Among the general public, solar thermal energy is currently associated with dark blue, rectangular collectors on building roofs. Technologies are needed for aesthetically high quality architecture which offer the architect more room for manoeuvre when it comes to low- and plus-energy buildings. With the “ArKol” project, researchers at Fraunhofer ISE together with partners are currently developing two façade collectors for solar thermal energy generation, which permit a high degree of design flexibility: a strip collector for opaque façade sections and a solar thermal blind for transparent sections. The current state of the two developments will be presented at the BAU 2017 trade fair.

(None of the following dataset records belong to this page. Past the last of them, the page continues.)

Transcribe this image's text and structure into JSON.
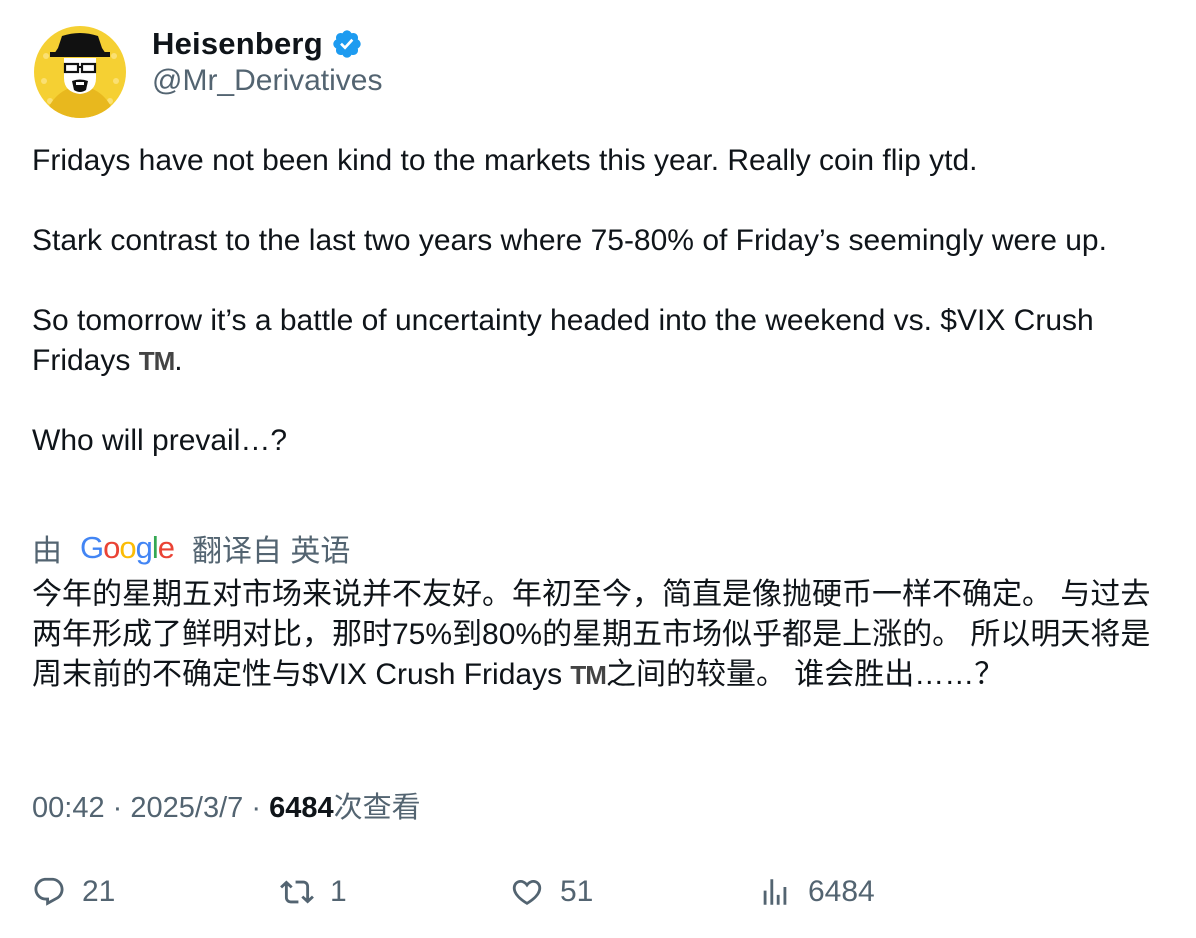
{
  "author": {
    "name": "Heisenberg",
    "handle": "@Mr_Derivatives",
    "verified_icon": "verified-badge-icon",
    "badge_color": "#1D9BF0"
  },
  "tweet": {
    "paragraphs": [
      "Fridays have not been kind to the markets this year. Really coin flip ytd.",
      "Stark contrast to the last two years where 75-80% of Friday’s seemingly were up.",
      "So tomorrow it’s a battle of uncertainty headed into the weekend vs. $VIX Crush Fridays",
      "Who will prevail…?"
    ],
    "tm_glyph": "TM",
    "para3_suffix": "."
  },
  "translation": {
    "prefix": "由",
    "google_letters": [
      "G",
      "o",
      "o",
      "g",
      "l",
      "e"
    ],
    "suffix": "翻译自 英语",
    "text_before_tm": "今年的星期五对市场来说并不友好。年初至今，简直是像抛硬币一样不确定。 与过去两年形成了鲜明对比，那时75%到80%的星期五市场似乎都是上涨的。 所以明天将是周末前的不确定性与$VIX Crush Fridays ",
    "text_after_tm": "之间的较量。 谁会胜出……？"
  },
  "meta": {
    "time": "00:42",
    "separator": "·",
    "date": "2025/3/7",
    "views_count": "6484",
    "views_label": "次查看"
  },
  "actions": {
    "replies": "21",
    "retweets": "1",
    "likes": "51",
    "views": "6484"
  },
  "colors": {
    "text": "#0f1419",
    "secondary": "#536471",
    "avatar_bg": "#F5D033"
  }
}
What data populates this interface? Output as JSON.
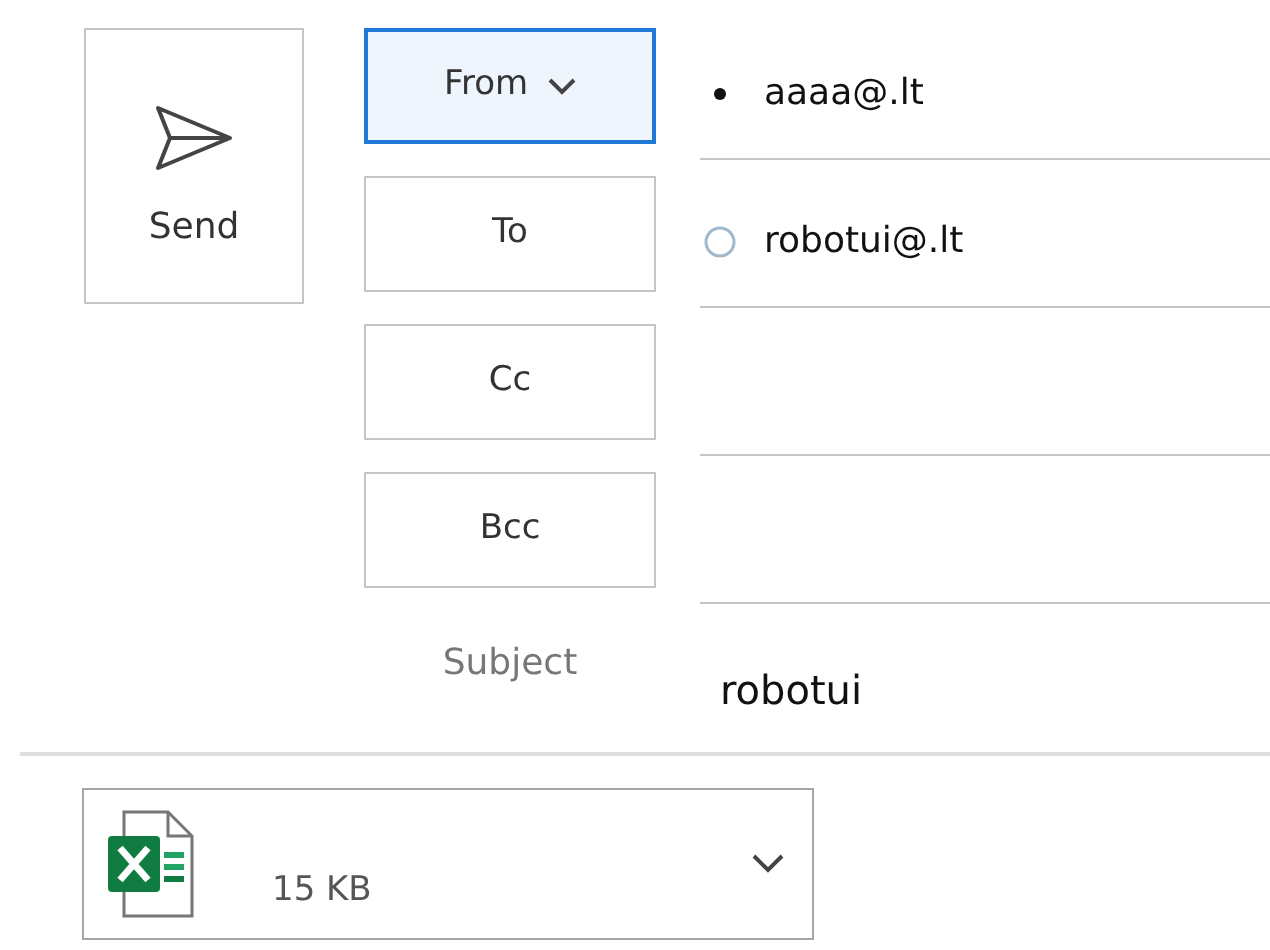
{
  "send_button": {
    "label": "Send"
  },
  "address_rows": [
    {
      "label": "From",
      "selected": true,
      "dropdown": true,
      "value": "aaaa@.lt",
      "kind": "dot"
    },
    {
      "label": "To",
      "selected": false,
      "dropdown": false,
      "value": "robotui@.lt",
      "kind": "ring"
    },
    {
      "label": "Cc",
      "selected": false,
      "dropdown": false,
      "kind": "plain"
    },
    {
      "label": "Bcc",
      "selected": false,
      "dropdown": false,
      "kind": "plain"
    }
  ],
  "subject": {
    "label": "Subject",
    "value": "robotui"
  },
  "attachment": {
    "size": "15 KB"
  }
}
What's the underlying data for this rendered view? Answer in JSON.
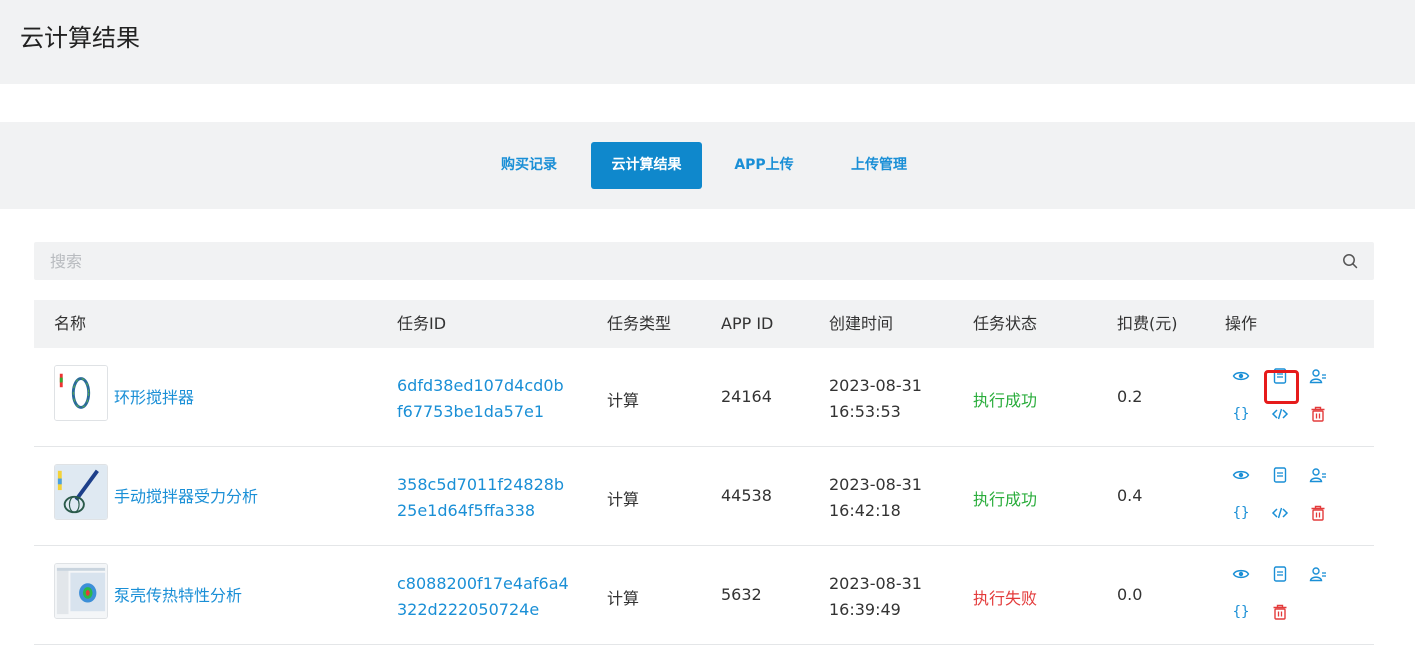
{
  "page": {
    "title": "云计算结果"
  },
  "tabs": [
    {
      "label": "购买记录",
      "active": false
    },
    {
      "label": "云计算结果",
      "active": true
    },
    {
      "label": "APP上传",
      "active": false
    },
    {
      "label": "上传管理",
      "active": false
    }
  ],
  "search": {
    "placeholder": "搜索",
    "value": ""
  },
  "table": {
    "headers": [
      "名称",
      "任务ID",
      "任务类型",
      "APP ID",
      "创建时间",
      "任务状态",
      "扣费(元)",
      "操作"
    ],
    "rows": [
      {
        "name": "环形搅拌器",
        "task_id_line1": "6dfd38ed107d4cd0b",
        "task_id_line2": "f67753be1da57e1",
        "type": "计算",
        "app_id": "24164",
        "date": "2023-08-31",
        "time": "16:53:53",
        "status": "执行成功",
        "status_kind": "success",
        "fee": "0.2",
        "actions": [
          "eye-icon",
          "document-icon",
          "users-icon",
          "braces-icon",
          "code-icon",
          "trash-icon"
        ]
      },
      {
        "name": "手动搅拌器受力分析",
        "task_id_line1": "358c5d7011f24828b",
        "task_id_line2": "25e1d64f5ffa338",
        "type": "计算",
        "app_id": "44538",
        "date": "2023-08-31",
        "time": "16:42:18",
        "status": "执行成功",
        "status_kind": "success",
        "fee": "0.4",
        "actions": [
          "eye-icon",
          "document-icon",
          "users-icon",
          "braces-icon",
          "code-icon",
          "trash-icon"
        ]
      },
      {
        "name": "泵壳传热特性分析",
        "task_id_line1": "c8088200f17e4af6a4",
        "task_id_line2": "322d222050724e",
        "type": "计算",
        "app_id": "5632",
        "date": "2023-08-31",
        "time": "16:39:49",
        "status": "执行失败",
        "status_kind": "failed",
        "fee": "0.0",
        "actions": [
          "eye-icon",
          "document-icon",
          "users-icon",
          "braces-icon",
          "trash-icon"
        ]
      }
    ]
  },
  "colors": {
    "accent": "#0f88cc",
    "link": "#1a8fd6",
    "success": "#2aad3c",
    "danger": "#e33b3b",
    "panel_bg": "#f1f2f3",
    "highlight": "#e61b1b"
  }
}
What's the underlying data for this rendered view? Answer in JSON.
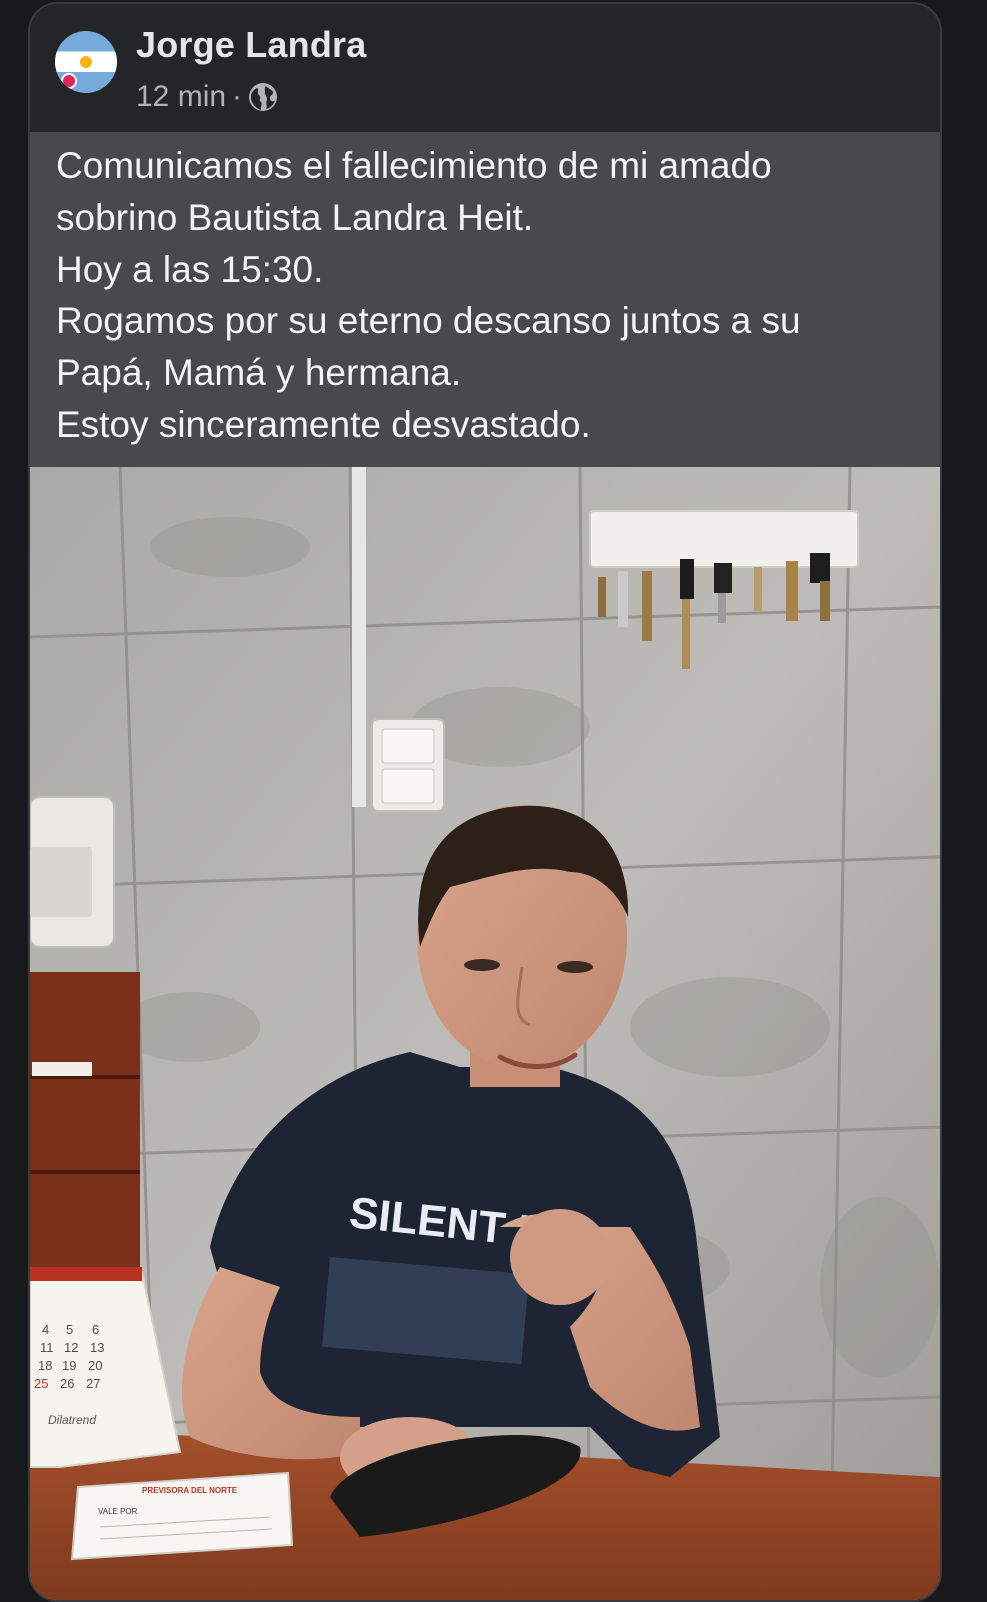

As part of the “ArKol – development of architecturally highly integrated façade collectors with heat pipes” project, Fraunhofer ISE together with its partners...
At TU Wien, an alternative for resource intensive formwork for the construction of concrete domes was developed. It is now used in a test dome for the Austrian Federal Railways Infrastructure (ÖBB Infrastruktur).
Concrete shells are efficient structures, but not very resource efficient. The formwork for the construction of concrete domes alone requires a high amount of...
Many pathogens use certain sugar compounds from their host to help conceal themselves against the immune system. Scientists at the University of Bonn have now, in cooperation with researchers at the University of York in the United Kingdom, analyzed the dynamics of a bacterial molecule that is involved in this process. They demonstrate that the protein grabs onto the sugar molecule with a Pac Man-like chewing motion and holds it until it can be used. Their results could help design therapeutics that could make the protein poorer at grabbing and holding and hence compromise the pathogen in the host. The study has now been published in “Biophysical Journal”.
The cells of the mouth, nose and intestinal mucosa produce large quantities of a chemical called sialic acid. Many bacteria possess a special transport system...
UMD, NOAA collaboration demonstrates suitability of in-orbit datasets for weather satellite calibration
"Traffic and weather, together on the hour!" blasts your local radio station, while your smartphone knows the weather halfway across the world. A network of...
Fiber-reinforced plastics (FRP) are frequently used in the aeronautic and automobile industry. However, the repair of workpieces made of these composite materials is often less profitable than exchanging the part. In order to increase the lifetime of FRP parts and to make them more eco-efficient, the Laser Zentrum Hannover e.V. (LZH) and the Apodius GmbH want to combine a new measuring device for fiber layer orientation with an innovative laser-based repair process.
Defects in FRP pieces may be production or operation-related. Whether or not repair is cost-effective depends on the geometry of the defective area, the tools...
10.01.2017 | Event News
09.01.2017 | Event News
05.01.2017 | Event News
16.01.2017 | Power and Electrical Engineering
16.01.2017 | Information Technology
16.01.2017 | Power and Electrical Engineering